#### AIM OF THE TASK
Repeat the data below with no changes.

#### ENTRIES SHOWN
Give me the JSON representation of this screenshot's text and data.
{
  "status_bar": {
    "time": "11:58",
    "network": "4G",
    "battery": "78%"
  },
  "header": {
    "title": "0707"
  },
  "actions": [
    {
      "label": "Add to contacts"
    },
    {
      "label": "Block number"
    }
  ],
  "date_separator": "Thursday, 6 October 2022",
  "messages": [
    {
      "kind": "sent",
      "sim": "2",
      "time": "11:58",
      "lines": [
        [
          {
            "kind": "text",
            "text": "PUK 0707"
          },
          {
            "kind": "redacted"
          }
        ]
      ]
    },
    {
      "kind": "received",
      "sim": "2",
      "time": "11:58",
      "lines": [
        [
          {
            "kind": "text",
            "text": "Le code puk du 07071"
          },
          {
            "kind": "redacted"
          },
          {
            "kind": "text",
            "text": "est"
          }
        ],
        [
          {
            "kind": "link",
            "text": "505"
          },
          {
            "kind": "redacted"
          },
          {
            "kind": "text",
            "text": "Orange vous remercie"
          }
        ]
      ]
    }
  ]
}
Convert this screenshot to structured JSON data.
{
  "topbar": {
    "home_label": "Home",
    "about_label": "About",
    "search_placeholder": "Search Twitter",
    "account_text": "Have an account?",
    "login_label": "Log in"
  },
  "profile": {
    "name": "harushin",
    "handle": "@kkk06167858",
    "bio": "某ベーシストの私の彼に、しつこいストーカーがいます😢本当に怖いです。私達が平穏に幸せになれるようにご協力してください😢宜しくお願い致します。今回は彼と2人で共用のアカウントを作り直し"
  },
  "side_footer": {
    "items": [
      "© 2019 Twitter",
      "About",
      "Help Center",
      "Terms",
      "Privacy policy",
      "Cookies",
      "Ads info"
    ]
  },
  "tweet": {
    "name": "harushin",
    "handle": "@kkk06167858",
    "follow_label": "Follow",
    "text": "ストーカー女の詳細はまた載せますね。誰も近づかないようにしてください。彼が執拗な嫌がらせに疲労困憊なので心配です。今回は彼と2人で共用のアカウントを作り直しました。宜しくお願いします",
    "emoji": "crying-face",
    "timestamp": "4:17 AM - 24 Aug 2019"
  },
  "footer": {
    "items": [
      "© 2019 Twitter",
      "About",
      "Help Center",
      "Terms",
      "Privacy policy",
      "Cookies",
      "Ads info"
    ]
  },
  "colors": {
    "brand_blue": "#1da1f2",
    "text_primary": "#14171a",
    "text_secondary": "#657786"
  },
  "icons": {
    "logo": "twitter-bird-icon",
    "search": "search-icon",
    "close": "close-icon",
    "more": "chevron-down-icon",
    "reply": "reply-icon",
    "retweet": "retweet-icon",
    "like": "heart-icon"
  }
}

#### SOLUTION FOR THIS EXERCISE
Give me the JSON representation of this screenshot's text and data.
{
  "status_bar": {
    "time": "11:58",
    "network": "4G",
    "battery": "78%"
  },
  "header": {
    "title": "0707"
  },
  "actions": [
    {
      "label": "Add to contacts"
    },
    {
      "label": "Block number"
    }
  ],
  "date_separator": "Thursday, 6 October 2022",
  "messages": [
    {
      "kind": "sent",
      "sim": "2",
      "time": "11:58",
      "lines": [
        [
          {
            "kind": "text",
            "text": "PUK 0707"
          },
          {
            "kind": "redacted"
          }
        ]
      ]
    },
    {
      "kind": "received",
      "sim": "2",
      "time": "11:58",
      "lines": [
        [
          {
            "kind": "text",
            "text": "Le code puk du 07071"
          },
          {
            "kind": "redacted"
          },
          {
            "kind": "text",
            "text": "est"
          }
        ],
        [
          {
            "kind": "link",
            "text": "505"
          },
          {
            "kind": "redacted"
          },
          {
            "kind": "text",
            "text": "Orange vous remercie"
          }
        ]
      ]
    }
  ]
}
Convert this screenshot to structured JSON data.
{
  "topbar": {
    "home_label": "Home",
    "about_label": "About",
    "search_placeholder": "Search Twitter",
    "account_text": "Have an account?",
    "login_label": "Log in"
  },
  "profile": {
    "name": "harushin",
    "handle": "@kkk06167858",
    "bio": "某ベーシストの私の彼に、しつこいストーカーがいます😢本当に怖いです。私達が平穏に幸せになれるようにご協力してください😢宜しくお願い致します。今回は彼と2人で共用のアカウントを作り直し"
  },
  "side_footer": {
    "items": [
      "© 2019 Twitter",
      "About",
      "Help Center",
      "Terms",
      "Privacy policy",
      "Cookies",
      "Ads info"
    ]
  },
  "tweet": {
    "name": "harushin",
    "handle": "@kkk06167858",
    "follow_label": "Follow",
    "text": "ストーカー女の詳細はまた載せますね。誰も近づかないようにしてください。彼が執拗な嫌がらせに疲労困憊なので心配です。今回は彼と2人で共用のアカウントを作り直しました。宜しくお願いします",
    "emoji": "crying-face",
    "timestamp": "4:17 AM - 24 Aug 2019"
  },
  "footer": {
    "items": [
      "© 2019 Twitter",
      "About",
      "Help Center",
      "Terms",
      "Privacy policy",
      "Cookies",
      "Ads info"
    ]
  },
  "colors": {
    "brand_blue": "#1da1f2",
    "text_primary": "#14171a",
    "text_secondary": "#657786"
  },
  "icons": {
    "logo": "twitter-bird-icon",
    "search": "search-icon",
    "close": "close-icon",
    "more": "chevron-down-icon",
    "reply": "reply-icon",
    "retweet": "retweet-icon",
    "like": "heart-icon"
  }
}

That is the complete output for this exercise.